”James Bond “The World is Not Enough”
“Scream 3” “Fight Club” “Payback” “American History X”
Part 2 – Interactive Media
On April 20, 1999, two heavily armed adolescent boys walked into Columbine High School in Littleton, Colorado and shot to death 12 of their schoolmates and a teacher before killing themselves. When authorities investigated, they discovered that the boys had used weapons similar to those issued in their favorite “first person shooter” video game. Their own versions of the game had been modified to occur in a layout identical to that of their high school with the yearbook photographs of their schoolmates electronically pasted onto the game’s imaginary
victims. Michael Carneal, a 14-year-old who never held a real gun in his life but who was an expert video gamer, stole a pistol, walked into his Paducah, Kentucky middle school and shot eight of his schoolmates with deadly accuracy. In this brief excerpt from 60 Minutes, a former West Point professor of the psychology of killing explains the connection between video games and real-life violence.
Video games clip
Some facts about interactive media:
- Video game revenues are $10 billion a year, larger than that of television and movies, and they are increasing.
- Fantasy or human violence is the most popular type of video game among children, 50% of 4th graders choose “first person shooter” video games as their favorites.
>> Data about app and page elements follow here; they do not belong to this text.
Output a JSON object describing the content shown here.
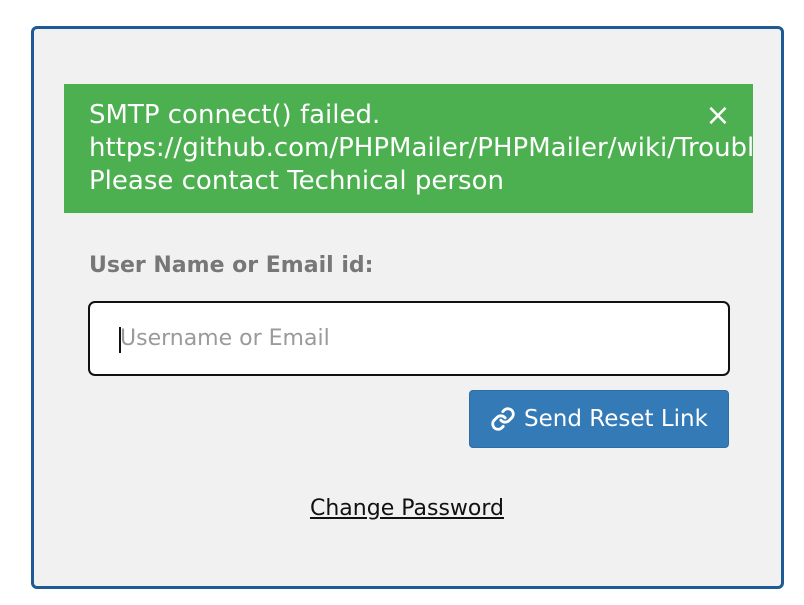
{
  "alert": {
    "lines": [
      "SMTP connect() failed.",
      "https://github.com/PHPMailer/PHPMailer/wiki/Troubleshooting",
      "Please contact Technical person"
    ],
    "close_label": "×",
    "color": "#4caf50"
  },
  "form": {
    "label": "User Name or Email id:",
    "input_placeholder": "Username or Email",
    "input_value": ""
  },
  "send_button": {
    "label": "Send Reset Link",
    "icon": "link-icon",
    "color": "#337ab7"
  },
  "change_password_link": {
    "label": "Change Password"
  },
  "panel": {
    "border_color": "#1e5b94",
    "background": "#f1f1f1"
  }
}
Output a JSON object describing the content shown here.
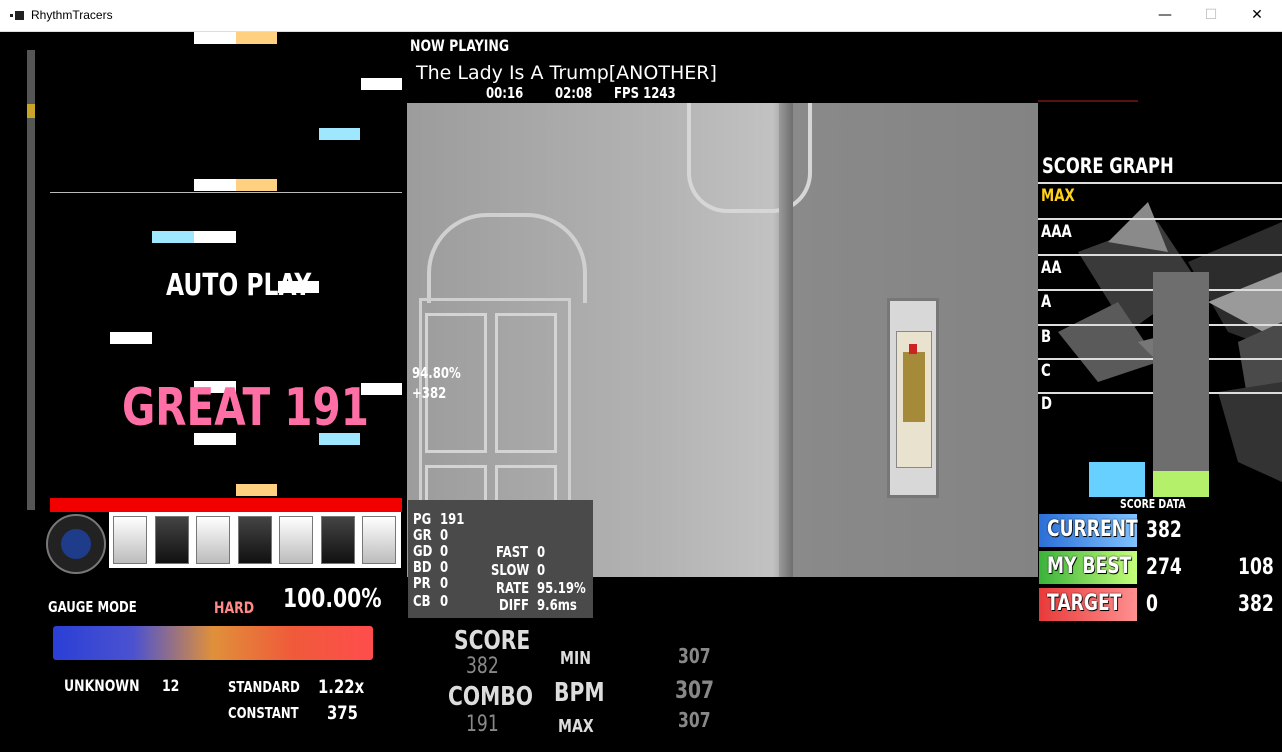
{
  "window": {
    "title": "RhythmTracers",
    "minimize_glyph": "—",
    "maximize_glyph": "☐",
    "close_glyph": "✕"
  },
  "lane": {
    "auto_play": "AUTO PLAY",
    "judgement": "GREAT",
    "judgement_count": "191",
    "song_progress_fraction": 0.12
  },
  "gauge": {
    "mode_label": "GAUGE MODE",
    "mode_value": "HARD",
    "percent": "100.00%",
    "unknown_label": "UNKNOWN",
    "unknown_value": "12",
    "standard_label": "STANDARD",
    "standard_value": "1.22x",
    "constant_label": "CONSTANT",
    "constant_value": "375"
  },
  "now_playing": {
    "label": "NOW PLAYING",
    "song": "The Lady Is A Trump[ANOTHER]",
    "elapsed": "00:16",
    "total": "02:08",
    "fps": "FPS 1243"
  },
  "accuracy": {
    "percent": "94.80%",
    "diff": "+382"
  },
  "judge": {
    "pg_label": "PG",
    "pg": "191",
    "gr_label": "GR",
    "gr": "0",
    "gd_label": "GD",
    "gd": "0",
    "bd_label": "BD",
    "bd": "0",
    "pr_label": "PR",
    "pr": "0",
    "cb_label": "CB",
    "cb": "0",
    "fast_label": "FAST",
    "fast": "0",
    "slow_label": "SLOW",
    "slow": "0",
    "rate_label": "RATE",
    "rate": "95.19%",
    "diff_label": "DIFF",
    "diff": "9.6ms"
  },
  "stats": {
    "score_label": "SCORE",
    "score": "382",
    "combo_label": "COMBO",
    "combo": "191",
    "bpm_label": "BPM",
    "bpm": "307",
    "min_label": "MIN",
    "min": "307",
    "max_label": "MAX",
    "max": "307"
  },
  "score_graph": {
    "title": "SCORE GRAPH",
    "ranks": [
      "MAX",
      "AAA",
      "AA",
      "A",
      "B",
      "C",
      "D"
    ],
    "max_color": "#ffd21a",
    "score_data_label": "SCORE DATA",
    "current_fraction": 0.088,
    "best_fraction": 0.064
  },
  "scores": {
    "current_label": "CURRENT",
    "current": "382",
    "best_label": "MY BEST",
    "best": "274",
    "best_diff": "108",
    "target_label": "TARGET",
    "target": "0",
    "target_diff": "382"
  }
}
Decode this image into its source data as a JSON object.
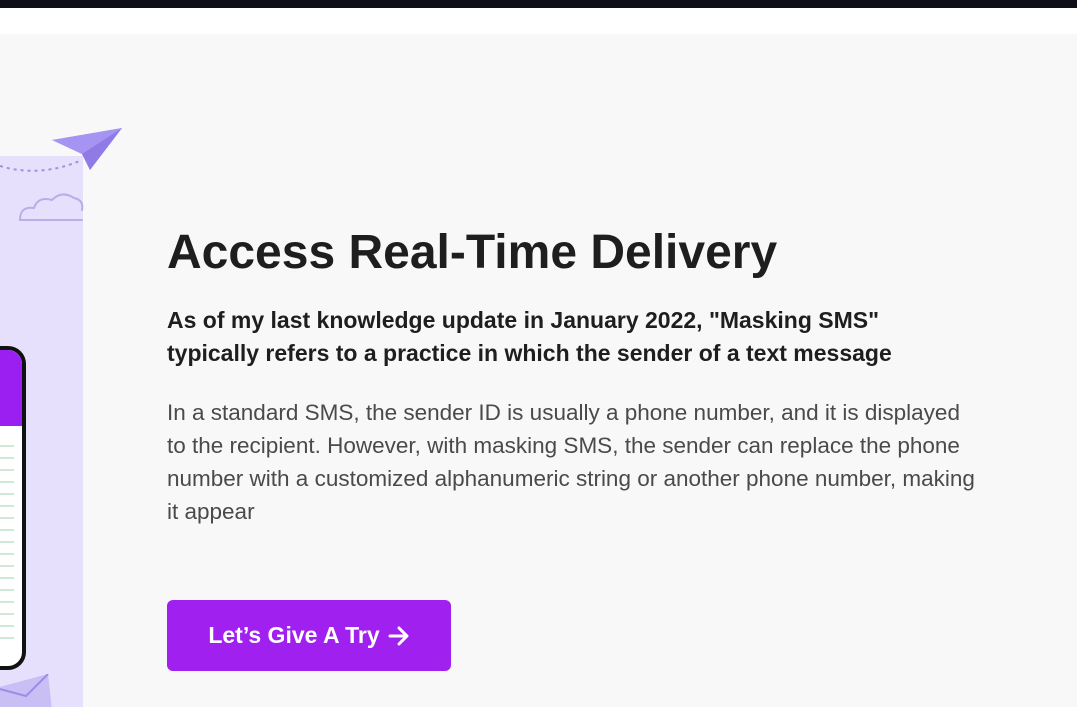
{
  "hero": {
    "title": "Access Real-Time Delivery",
    "lead": "As of my last knowledge update in January 2022, \"Masking SMS\" typically refers to a practice in which the sender of a text message",
    "body": "In a standard SMS, the sender ID is usually a phone number, and it is displayed to the recipient. However, with masking SMS, the sender can replace the phone number with a customized alphanumeric string or another phone number, making it appear",
    "cta_label": "Let’s Give A Try",
    "cta_icon": "arrow-right-icon"
  },
  "illustration": {
    "icons": [
      "paper-plane-icon",
      "cloud-icon",
      "phone-mockup",
      "envelope-icon"
    ]
  },
  "colors": {
    "accent": "#a020f0",
    "section_bg": "#f8f8f8",
    "panel_bg": "#e6e0fc",
    "title": "#1e1e1e",
    "body": "#4a4a4a",
    "top_bar": "#0f0f1a"
  }
}
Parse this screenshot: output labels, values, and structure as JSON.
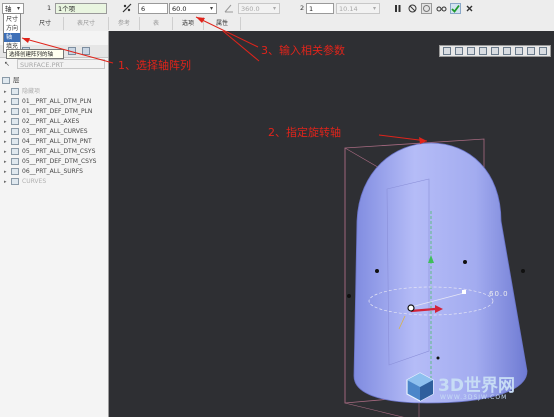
{
  "dashboard": {
    "type_label": "轴",
    "step1": "1",
    "count1": "1个项",
    "count2": "6",
    "angle": "60.0",
    "angle_disabled": "360.0",
    "step2": "2",
    "count3": "1",
    "value_disabled": "10.14",
    "tabs": [
      "尺寸",
      "表尺寸",
      "参考",
      "表",
      "选项",
      "属性"
    ]
  },
  "dropdown": {
    "options": [
      "尺寸",
      "方向",
      "轴",
      "填充"
    ],
    "selected": "轴",
    "tooltip": "选择创建阵列的轴"
  },
  "tree": {
    "toolbar_label": "层",
    "filter_placeholder": "SURFACE.PRT",
    "items": [
      {
        "label": "隐藏项",
        "disabled": true
      },
      {
        "label": "01__PRT_ALL_DTM_PLN",
        "disabled": false
      },
      {
        "label": "01__PRT_DEF_DTM_PLN",
        "disabled": false
      },
      {
        "label": "02__PRT_ALL_AXES",
        "disabled": false
      },
      {
        "label": "03__PRT_ALL_CURVES",
        "disabled": false
      },
      {
        "label": "04__PRT_ALL_DTM_PNT",
        "disabled": false
      },
      {
        "label": "05__PRT_ALL_DTM_CSYS",
        "disabled": false
      },
      {
        "label": "05__PRT_DEF_DTM_CSYS",
        "disabled": false
      },
      {
        "label": "06__PRT_ALL_SURFS",
        "disabled": false
      },
      {
        "label": "CURVES",
        "disabled": true
      }
    ]
  },
  "annotations": {
    "a1": "1、选择轴阵列",
    "a2": "2、指定旋转轴",
    "a3": "3、输入相关参数"
  },
  "model": {
    "angle_label": "60.0"
  },
  "watermark": {
    "text": "3D世界网",
    "url": "WWW.3DSJW.COM"
  },
  "colors": {
    "body_fill": "#a9b3f2",
    "accent_red": "#e0241b",
    "viewport_bg": "#2e2f33"
  }
}
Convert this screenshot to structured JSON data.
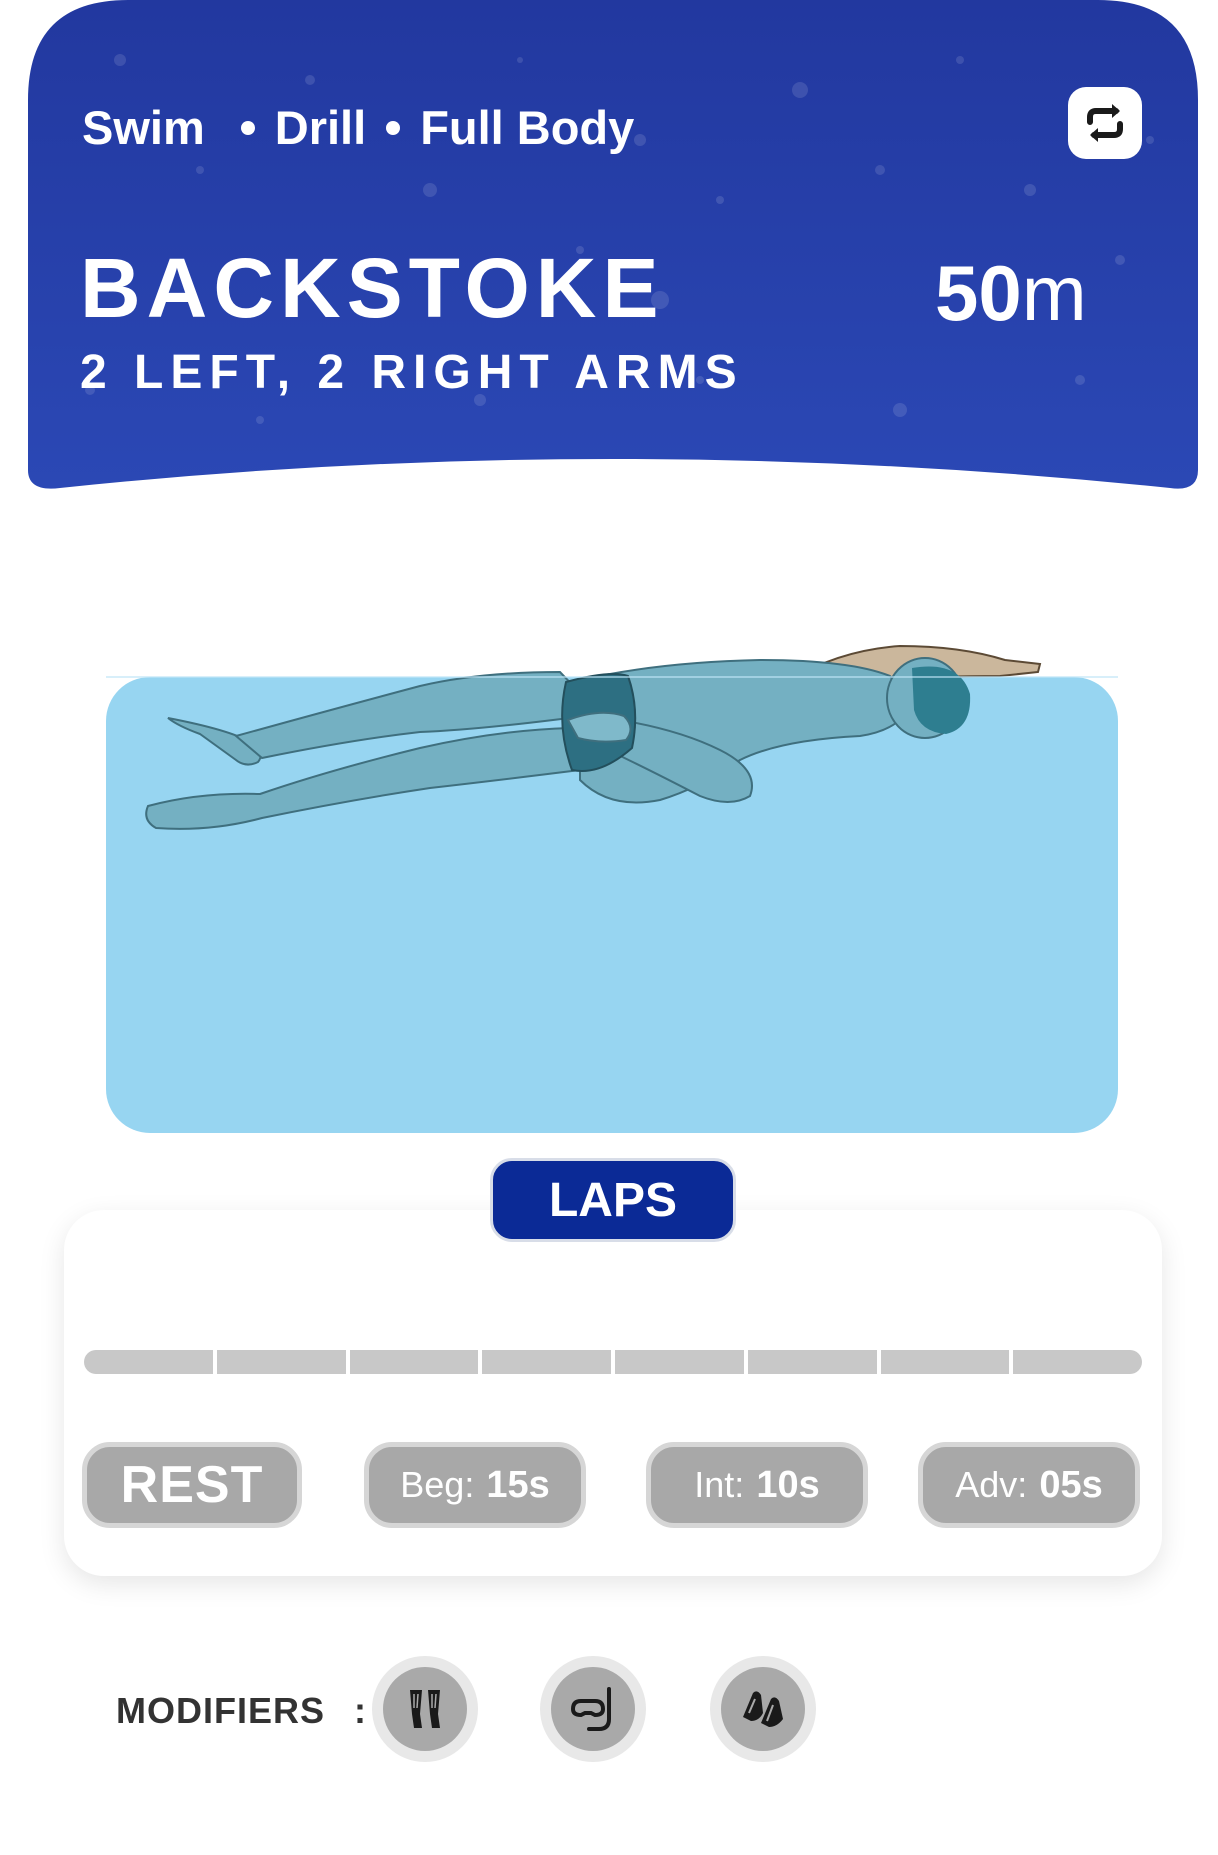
{
  "header": {
    "breadcrumb": [
      "Swim",
      "Drill",
      "Full Body"
    ],
    "title": "BACKSTOKE",
    "subtitle": "2 LEFT, 2 RIGHT ARMS",
    "distance_value": "50",
    "distance_unit": "m",
    "sync_icon": "repeat-icon",
    "colors": {
      "primary": "#1f3ea8",
      "primary_dark": "#0b2a96"
    }
  },
  "illustration": {
    "subject": "swimmer-backstroke",
    "pool_color": "#97d5f1"
  },
  "laps": {
    "label": "LAPS",
    "total_segments": 8,
    "completed_segments": 0
  },
  "rest": {
    "label": "REST",
    "levels": [
      {
        "label": "Beg:",
        "value": "15s"
      },
      {
        "label": "Int:",
        "value": "10s"
      },
      {
        "label": "Adv:",
        "value": "05s"
      }
    ]
  },
  "modifiers": {
    "label": "MODIFIERS",
    "separator": ":",
    "items": [
      {
        "icon": "fins-icon"
      },
      {
        "icon": "snorkel-icon"
      },
      {
        "icon": "paddles-icon"
      }
    ]
  }
}
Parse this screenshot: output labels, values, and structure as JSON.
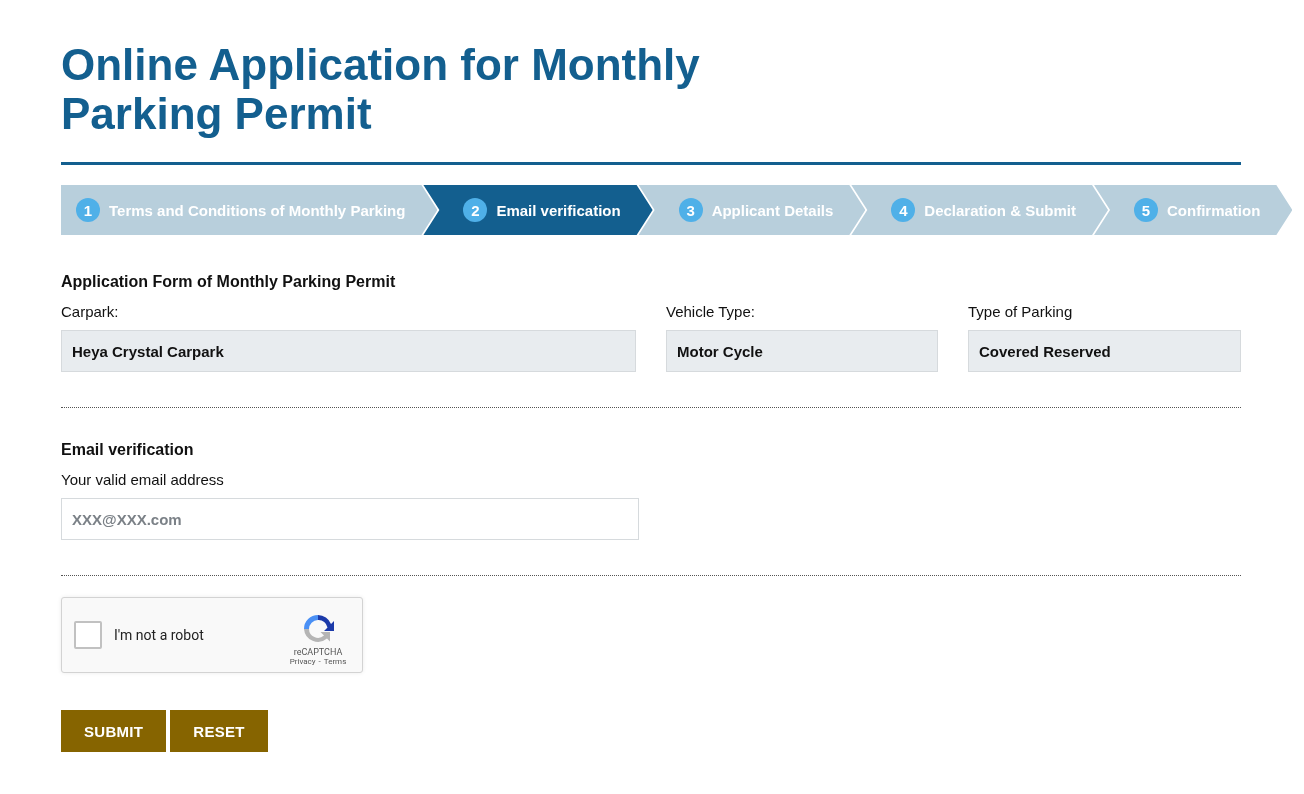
{
  "title": "Online Application for Monthly Parking Permit",
  "steps": [
    {
      "number": "1",
      "label": "Terms and Conditions of Monthly Parking",
      "selected": false
    },
    {
      "number": "2",
      "label": "Email verification",
      "selected": true
    },
    {
      "number": "3",
      "label": "Applicant Details",
      "selected": false
    },
    {
      "number": "4",
      "label": "Declaration & Submit",
      "selected": false
    },
    {
      "number": "5",
      "label": "Confirmation",
      "selected": false
    }
  ],
  "form": {
    "heading": "Application Form of Monthly Parking Permit",
    "fields": [
      {
        "label": "Carpark:",
        "value": "Heya Crystal Carpark"
      },
      {
        "label": "Vehicle Type:",
        "value": "Motor Cycle"
      },
      {
        "label": "Type of Parking",
        "value": "Covered Reserved"
      }
    ]
  },
  "email": {
    "heading": "Email verification",
    "label": "Your valid email address",
    "placeholder": "XXX@XXX.com"
  },
  "captcha": {
    "label": "I'm not a robot",
    "checked": false,
    "brand": "reCAPTCHA",
    "links": [
      "Privacy",
      "Terms"
    ],
    "separator": "-"
  },
  "buttons": [
    "SUBMIT",
    "RESET"
  ]
}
- Research to date indicates that interactive media have an even more potent and lasting effect on violent behavior than passive media forms like television and movies. After playing violent video games, children become desensitized to violence and act hostile toward others.
- Desensitization increases with greater realism of media violence – newer generations of video games are using better graphics capabilities to increase the gore, showing blood and body parts, or to add digital images such as recognizable faces on victims.
What can we do about media violence? In a free society, censorship is unthinkable, unconstitutional, and ultimately unsuccessful. However, as House Speaker Dennis Hastert stated, “Free expression does not necessarily have to lead to moral chaos. Let us join together in finding ways to help parents raise their children to be good, productive citizens.” When this country was founded, it was determined that all Americans should be educated to read and write, because only through literacy could we be good citizens and keep our country free. Today, we receive over 95% of our information from non-print media. To protect ourselves and our children from undue influence, we must become media literate. With a few simple lessons, even the youngest child can understand how media work on us. Media literacy allows us to view critically and avoid being manipulated. Understanding the influence that certain media content can have on us, we can choose our media thoughtfully, avoiding content that has negative effects and bringing market forces to bear on this public health threat. The young people of this country drink in media, all day, every day. What would we do if we discovered that the water our children drank was full of factors toxic to their physical and mental health? The question for consumers and producers of media is simple: in what kind of environment do we want our children to grow up?
In 1964, the Surgeon General of the United States issued a statement which, for the first time, linked lung cancer, emphysema, and heart disease with tobacco use. In 1972, the Surgeon General published a similar statement, calling for research and intervention on media exposure as a serious public health problem. Over the past four decades, America’s response to the Surgeon General’s tobacco statement, by health care providers, by educators, by legislators, and by society at large, has been profound. The attitudes and behaviors of our society have changed and millions of unnecessary deaths have been prevented. Until recently, the response to the Surgeon General’s media statement has not generated a similar response. As one prominent media researcher has stated, there is no need for further research on media and violence -- the evidence is overwhelming. The time has come to act, to learn from the public health success of tobacco intervention and to combat the public health threats of the Information Age.